Home of Springs, Trengwaington is a long-running project by Barbara Santi, an established documentary filmmaker currently based in West Cornwall, whose themes often revolve around Cornish heritage, rurality and agriculture. This project in particular is about the Trengwaington gardens in Penzance: it takes place across multiple mediums from the feature film, to the companion book, exhibitions and even a few workshops. The director worked on this alongside volunteers for three years, and her depth of research shows in the way she talks about her process:
“We had worked with lots of different communities. The idea of writing a book collectively with volunteers obviously takes a lot of time, so there were a lot of things that happened during those three years and regular research group meeting, research outings and working with schools and young people. There were different artists that worked with me and also the volunteers were the key parts of the project along with me.”
As for the film itself, it has a very soothing quality to it. Some of the shots of the garden, particularly the macro, slow-mo and aerial shots are gorgeous, and that – along with the score – really adds to the sense of beauty the film wants you to feel about the garden. It makes a great case for why Trengwaington gardens is worth visiting. The camaraderie of the volunteer as well as how the film looks at their roles in the garden contribute to a positive message about working to preserve history for young and old generations, even if that history seems small.
Seeing the day-to-day experiences these volunteers go through, such as finding a baby owl in one of the trees, making tiny labels for the plants, or attaching bungee cords to Magnolia tree branches to stop them from growing wider, adds a lot of insight into what goes on behind the scenes while not being strictly educational.
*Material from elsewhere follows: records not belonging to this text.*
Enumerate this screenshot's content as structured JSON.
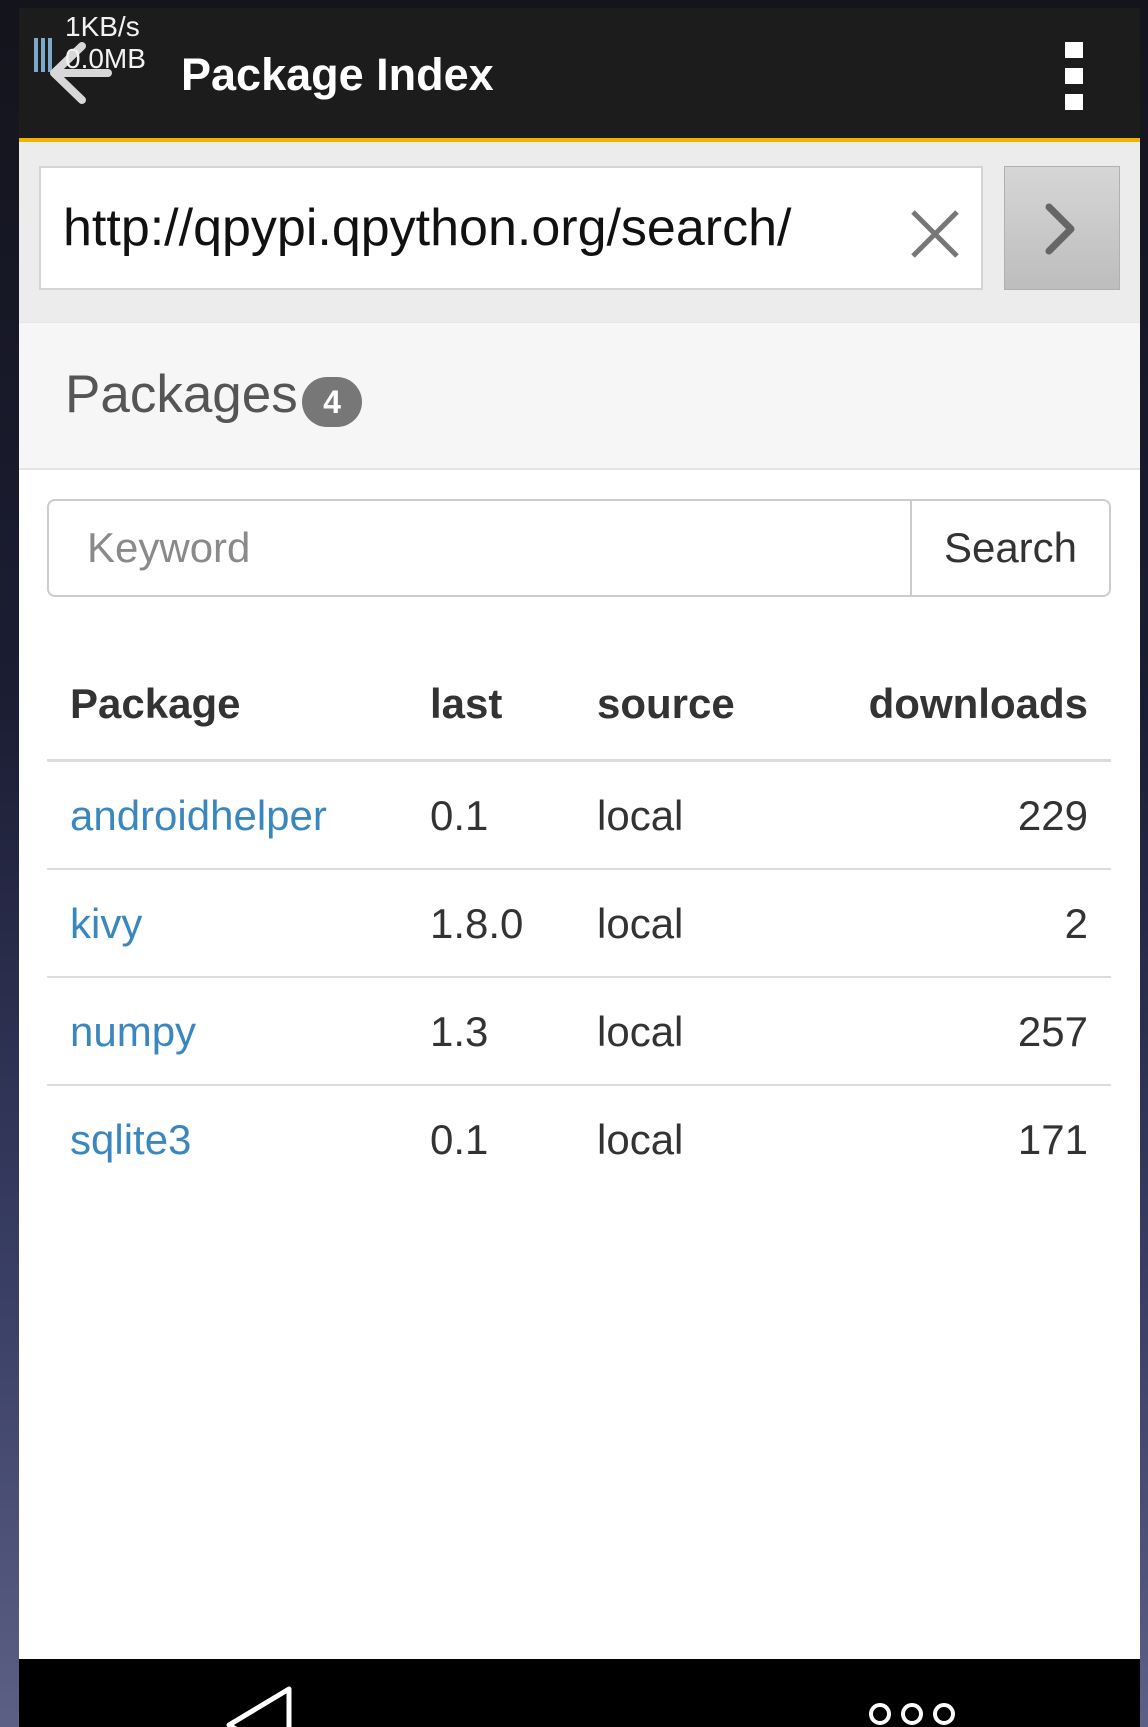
{
  "status_bar": {
    "net_speed": "1KB/s",
    "data_used": "0.0MB"
  },
  "app_bar": {
    "title": "Package Index"
  },
  "url_bar": {
    "value": "http://qpypi.qpython.org/search/"
  },
  "packages_header": {
    "title": "Packages",
    "count": "4"
  },
  "search": {
    "placeholder": "Keyword",
    "button_label": "Search"
  },
  "table": {
    "headers": {
      "package": "Package",
      "last": "last",
      "source": "source",
      "downloads": "downloads"
    },
    "rows": [
      {
        "package": "androidhelper",
        "last": "0.1",
        "source": "local",
        "downloads": "229"
      },
      {
        "package": "kivy",
        "last": "1.8.0",
        "source": "local",
        "downloads": "2"
      },
      {
        "package": "numpy",
        "last": "1.3",
        "source": "local",
        "downloads": "257"
      },
      {
        "package": "sqlite3",
        "last": "0.1",
        "source": "local",
        "downloads": "171"
      }
    ]
  },
  "colors": {
    "appbar": "#1c1c1c",
    "accent_line": "#f0b400",
    "link": "#3a87c0",
    "badge": "#777777"
  },
  "icons": [
    "signal-icon",
    "back-arrow-icon",
    "overflow-menu-icon",
    "clear-icon",
    "chevron-right-icon",
    "nav-back-icon",
    "nav-recent-icon"
  ]
}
While the callbacks to the history of the garden are interesting, the ties and sequencing of events aren’t strong enough to build the film narrative on its own. Since the film is edited in a way that tries to stitch many different types of media together, such as archival film, photos and various filming techniques, it’s more about the overall experience of the film, with its visuals, its slice of life experiences of the garden’s volunteers, and the different jobs that go into holding the garden together, rather than building a traditionally structured story. As a whole, it’s indecisive on whether it wants to talk about the history, focus on the volunteers, or look at the workshops, and because of that, it falls short of serving as a complete movie experience.
For what it does, however, Home of Springs is an intriguing look into a part of Cornwall most would only take a cursory glance at, as well as having a calming atmosphere not a lot of other works of this type could achieve.
This was screened at the Poly, as part of a tour across ten different venues in the Devon/Cornwall area, along with exhibitions and Q&As. The director has found the experience enriching, as audience participation as well as the setting of the screening helps to add input to her work.
“Those first few screenings really are a fantastic way to gauge when things are working and when they’re not working. Sometimes, I’ll go back to the edit suite and tweak things. When looking at the big screen, it has a different dimension, so that’s a really helpful process for me.”